There’s another flurry of ‘Newspapers Are Dead‘ posts this weekend. Dave Winer seemed to have triggered this by his post on the troubles at the San Francisco Chronicle. Robert Scoble has taken up the theme as he did some months ago. Even the Google Guys and Dave Barry have voiced the same views in the past.
Mark Evans takes the opposite tack in proclaiming that Scoble is wrong. However he suggests that circulation figures show that newspapers are growing. He then seems to spike his own argument by mentioning that this is largely explained by the growth of free newspapers. Doc Searl takes a more helpful line in suggesting a number of different ways the newspapers can avoid their untimely fate.
So often this ongoing conflict is represented as the battle of the journalists versus the bloggers. However I believe there are more fundamental reasons why the newspapers are finding it difficult to move with the times. It’s because newspaper publishers have a long tradition spanning centuries of producing printed newspapers. They’re good at it but they, like many others, assume the Internet is merely an alternative communication channel to transport their wares. Developing an effective website on the Internet is fundamentally different. Here are three principal reasons why newspapers are having problems.
- Graphic Design is fundamentally different from Web Design. A viewer looking at a printed page is going through a very different experience from a reader looking at a web page. Not the least, he or she is probably willing to look at only 25% of the content that might be acceptable on a printed page.
- Given that most people find things with Google, Yahoo! or one of the other search engines, an effective website must be search engine visible. Online newspapers are often not set up with this intent.
- Moving around any website must give a pleasing user experience or the visitor will click away to more welcoming websites. This is what is called Usability and it requires special attention. Trying to mimic the printed version on the Internet will be disastrous.
Any newspaper that can accept this different mindset can develop an effective online presence.

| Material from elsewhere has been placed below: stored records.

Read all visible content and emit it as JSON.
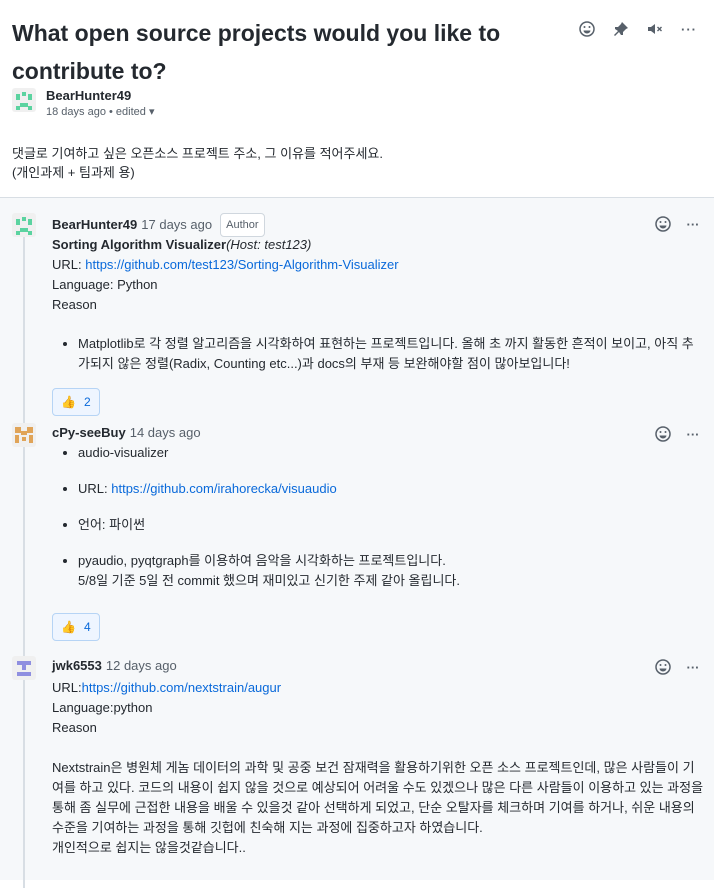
{
  "title": "What open source projects would you like to contribute to?",
  "op": {
    "author": "BearHunter49",
    "time": "18 days ago",
    "edited": "• edited",
    "body": [
      "댓글로 기여하고 싶은 오픈소스 프로젝트 주소, 그 이유를 적어주세요.",
      "(개인과제 + 팀과제 용)"
    ]
  },
  "comments": [
    {
      "author": "BearHunter49",
      "time": "17 days ago",
      "badge": "Author",
      "heading": "Sorting Algorithm Visualizer",
      "heading_note": "(Host: test123)",
      "url_label": "URL: ",
      "url": "https://github.com/test123/Sorting-Algorithm-Visualizer",
      "language": "Language: Python",
      "reason": "Reason",
      "bullet": "Matplotlib로 각 정렬 알고리즘을 시각화하여 표현하는 프로젝트입니다. 올해 초 까지 활동한 흔적이 보이고, 아직 추가되지 않은 정렬(Radix, Counting etc...)과 docs의 부재 등 보완해야할 점이 많아보입니다!",
      "reactions": "2"
    },
    {
      "author": "cPy-seeBuy",
      "time": "14 days ago",
      "bullets": [
        "audio-visualizer",
        "URL: ",
        "언어: 파이썬",
        "pyaudio, pyqtgraph를 이용하여 음악을 시각화하는 프로젝트입니다."
      ],
      "url": "https://github.com/irahorecka/visuaudio",
      "bullet4_line2": "5/8일 기준 5일 전 commit 했으며 재미있고 신기한 주제 같아 올립니다.",
      "reactions": "4"
    },
    {
      "author": "jwk6553",
      "time": "12 days ago",
      "url_label": "URL:",
      "url": "https://github.com/nextstrain/augur",
      "language": "Language:python",
      "reason": "Reason",
      "paragraph": "Nextstrain은 병원체 게놈 데이터의 과학 및 공중 보건 잠재력을 활용하기위한 오픈 소스 프로젝트인데, 많은 사람들이 기여를 하고 있다. 코드의 내용이 쉽지 않을 것으로 예상되어 어려울 수도 있겠으나 많은 다른 사람들이 이용하고 있는 과정을 통해 좀 실무에 근접한 내용을 배울 수 있을것 같아 선택하게 되었고, 단순 오탈자를 체크하며 기여를 하거나, 쉬운 내용의 수준을 기여하는 과정을 통해 깃헙에 친숙해 지는 과정에 집중하고자 하였습니다.",
      "last": "개인적으로 쉽지는 않을것같습니다.."
    }
  ]
}
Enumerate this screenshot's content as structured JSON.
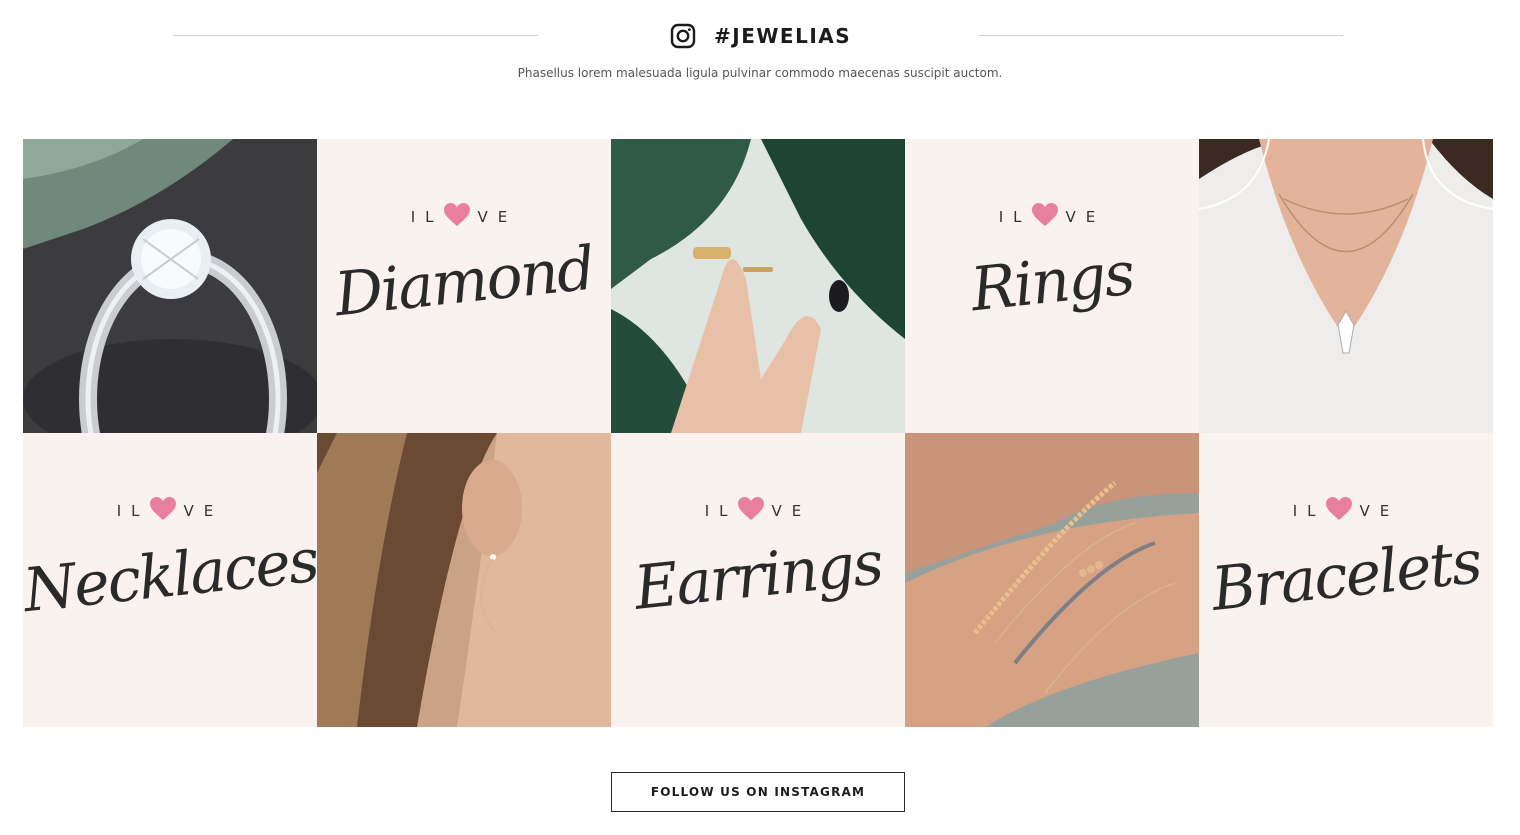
{
  "header": {
    "hashtag": "#JEWELIAS",
    "subtitle": "Phasellus lorem malesuada ligula pulvinar commodo maecenas suscipit auctom."
  },
  "love_prefix": [
    "I",
    "L",
    "V",
    "E"
  ],
  "tiles": {
    "diamond": "Diamond",
    "rings": "Rings",
    "necklaces": "Necklaces",
    "earrings": "Earrings",
    "bracelets": "Bracelets"
  },
  "icons": {
    "instagram": "instagram-icon",
    "heart": "heart-icon"
  },
  "colors": {
    "heart": "#e97fa0",
    "tile_bg": "#f9f2ee",
    "text_dark": "#1c1c1c"
  },
  "cta": {
    "follow_label": "FOLLOW US ON INSTAGRAM"
  }
}
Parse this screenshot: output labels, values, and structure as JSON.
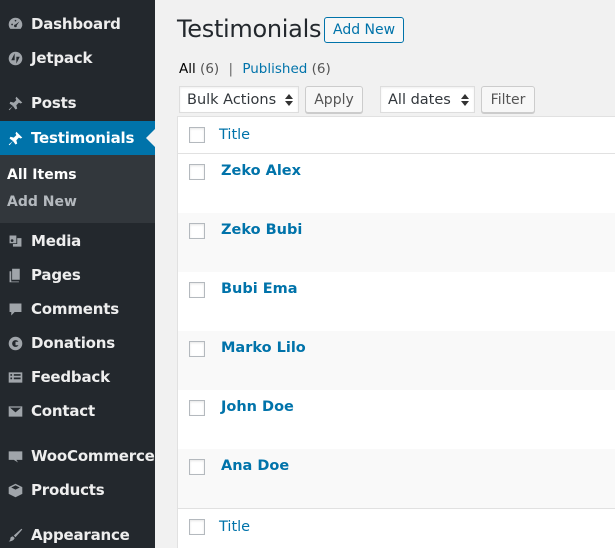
{
  "sidebar": {
    "items": [
      {
        "label": "Dashboard",
        "icon": "dashboard-icon"
      },
      {
        "label": "Jetpack",
        "icon": "jetpack-icon"
      },
      {
        "label": "Posts",
        "icon": "pin-icon"
      },
      {
        "label": "Testimonials",
        "icon": "pin-icon",
        "active": true
      },
      {
        "label": "Media",
        "icon": "media-icon"
      },
      {
        "label": "Pages",
        "icon": "pages-icon"
      },
      {
        "label": "Comments",
        "icon": "comments-icon"
      },
      {
        "label": "Donations",
        "icon": "donations-icon"
      },
      {
        "label": "Feedback",
        "icon": "feedback-icon"
      },
      {
        "label": "Contact",
        "icon": "mail-icon"
      },
      {
        "label": "WooCommerce",
        "icon": "woo-icon"
      },
      {
        "label": "Products",
        "icon": "box-icon"
      },
      {
        "label": "Appearance",
        "icon": "brush-icon"
      }
    ],
    "submenu": [
      "All Items",
      "Add New"
    ]
  },
  "header": {
    "title": "Testimonials",
    "add_new_label": "Add New"
  },
  "filters": {
    "all_label": "All",
    "all_count": "(6)",
    "separator": "|",
    "published_label": "Published",
    "published_count": "(6)"
  },
  "actions": {
    "bulk_selected": "Bulk Actions",
    "apply_label": "Apply",
    "dates_selected": "All dates",
    "filter_label": "Filter"
  },
  "table": {
    "header_title": "Title",
    "footer_title": "Title",
    "rows": [
      "Zeko Alex",
      "Zeko Bubi",
      "Bubi Ema",
      "Marko Lilo",
      "John Doe",
      "Ana Doe"
    ]
  },
  "colors": {
    "sidebar_bg": "#23282d",
    "accent": "#0073aa",
    "link": "#0073aa"
  }
}
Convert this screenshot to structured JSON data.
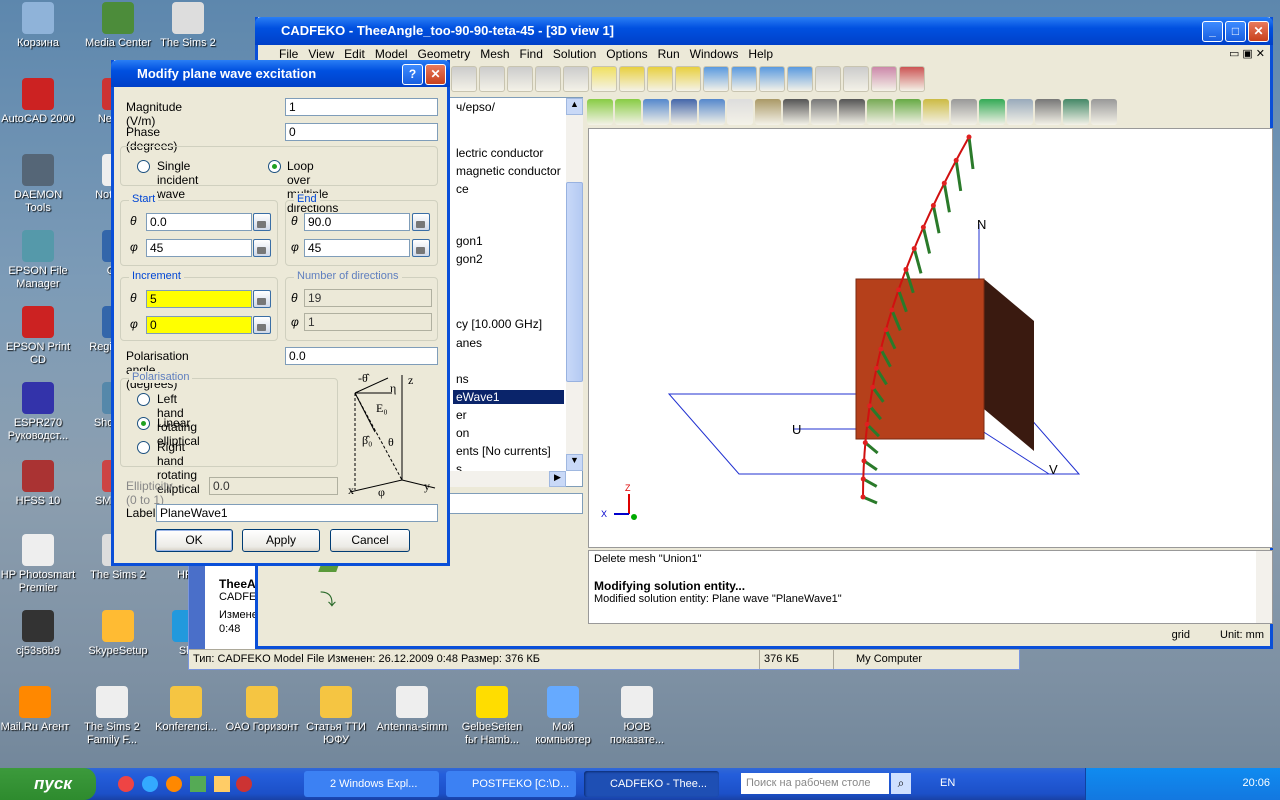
{
  "desktop": {
    "icons": [
      "Корзина",
      "Media Center",
      "The Sims 2",
      "AutoCAD 2000",
      "Ne Start",
      "DAEMON Tools",
      "Note Soft",
      "EPSON File Manager",
      "Quic",
      "EPSON Print CD",
      "Regist Note",
      "ESPR270 Руководст...",
      "Shop Sup",
      "HFSS 10",
      "SMAR To",
      "HP Photosmart Premier",
      "The Sims 2",
      "HFS",
      "cj53s6b9",
      "SkypeSetup",
      "Sky",
      "Mail.Ru Агент",
      "The Sims 2 Family F...",
      "Konferenci...",
      "ОАО Горизонт",
      "Статья ТТИ ЮФУ",
      "Antenna-simm",
      "GelbeSeiten fьr Hamb...",
      "Мой компьютер",
      "ЮОВ показате..."
    ]
  },
  "explorer": {
    "status_text": "Тип: CADFEKO Model File Изменен: 26.12.2009 0:48 Размер: 376 КБ",
    "size": "376 КБ",
    "location": "My Computer",
    "details_title": "TheeA",
    "details_type": "CADFE",
    "details_modified": "Изменен",
    "details_time": "0:48"
  },
  "cadfeko": {
    "title": "CADFEKO - TheeAngle_too-90-90-teta-45 - [3D view 1]",
    "menu": [
      "File",
      "View",
      "Edit",
      "Model",
      "Geometry",
      "Mesh",
      "Find",
      "Solution",
      "Options",
      "Run",
      "Windows",
      "Help"
    ],
    "tree": [
      "ч/ерsо/",
      "lectric conductor",
      "magnetic conductor",
      "ce",
      "gon1",
      "gon2",
      "cy [10.000 GHz]",
      "anes",
      "ns",
      "eWave1",
      "er",
      "on",
      "ents [No currents]",
      "s"
    ],
    "tree_selected": 9,
    "view_labels": {
      "n": "N",
      "u": "U",
      "v": "V",
      "axis_x": "X",
      "axis_z": "Z"
    },
    "messages": [
      "Delete mesh \"Union1\"",
      "Modifying solution entity...",
      "Modified solution entity: Plane wave \"PlaneWave1\""
    ],
    "status": {
      "grid": "grid",
      "unit": "Unit: mm"
    }
  },
  "dialog": {
    "title": "Modify plane wave excitation",
    "magnitude_label": "Magnitude (V/m)",
    "magnitude": "1",
    "phase_label": "Phase (degrees)",
    "phase": "0",
    "single_label": "Single incident wave",
    "loop_label": "Loop over multiple directions",
    "mode": "loop",
    "start_label": "Start",
    "end_label": "End",
    "increment_label": "Increment",
    "ndir_label": "Number of directions",
    "theta_sym": "θ",
    "phi_sym": "φ",
    "start_theta": "0.0",
    "start_phi": "45",
    "end_theta": "90.0",
    "end_phi": "45",
    "inc_theta": "5",
    "inc_phi": "0",
    "n_theta": "19",
    "n_phi": "1",
    "pol_angle_label": "Polarisation angle (degrees)",
    "pol_angle": "0.0",
    "pol_label": "Polarisation",
    "pol_options": [
      "Left hand rotating elliptical",
      "Linear",
      "Right hand rotating elliptical"
    ],
    "pol_selected": 1,
    "ellipticity_label": "Ellipticity (0 to 1)",
    "ellipticity": "0.0",
    "label_label": "Label",
    "label": "PlaneWave1",
    "ok": "OK",
    "apply": "Apply",
    "cancel": "Cancel",
    "diagram": {
      "theta_hat": "-θ̂",
      "eta": "η",
      "e0": "E₀",
      "beta": "β̂₀",
      "theta": "θ",
      "phi": "φ",
      "x": "x",
      "y": "y",
      "z": "z"
    }
  },
  "taskbar": {
    "start": "пуск",
    "tasks": [
      "2 Windows Expl...",
      "POSTFEKO [C:\\D...",
      "CADFEKO - Thee..."
    ],
    "search_placeholder": "Поиск на рабочем столе",
    "lang": "EN",
    "clock": "20:06"
  }
}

In turn this can be supportive of the printed version and may even encourage readership. Only a few newspapers are showing they understand this Digital Divide that must be crossed.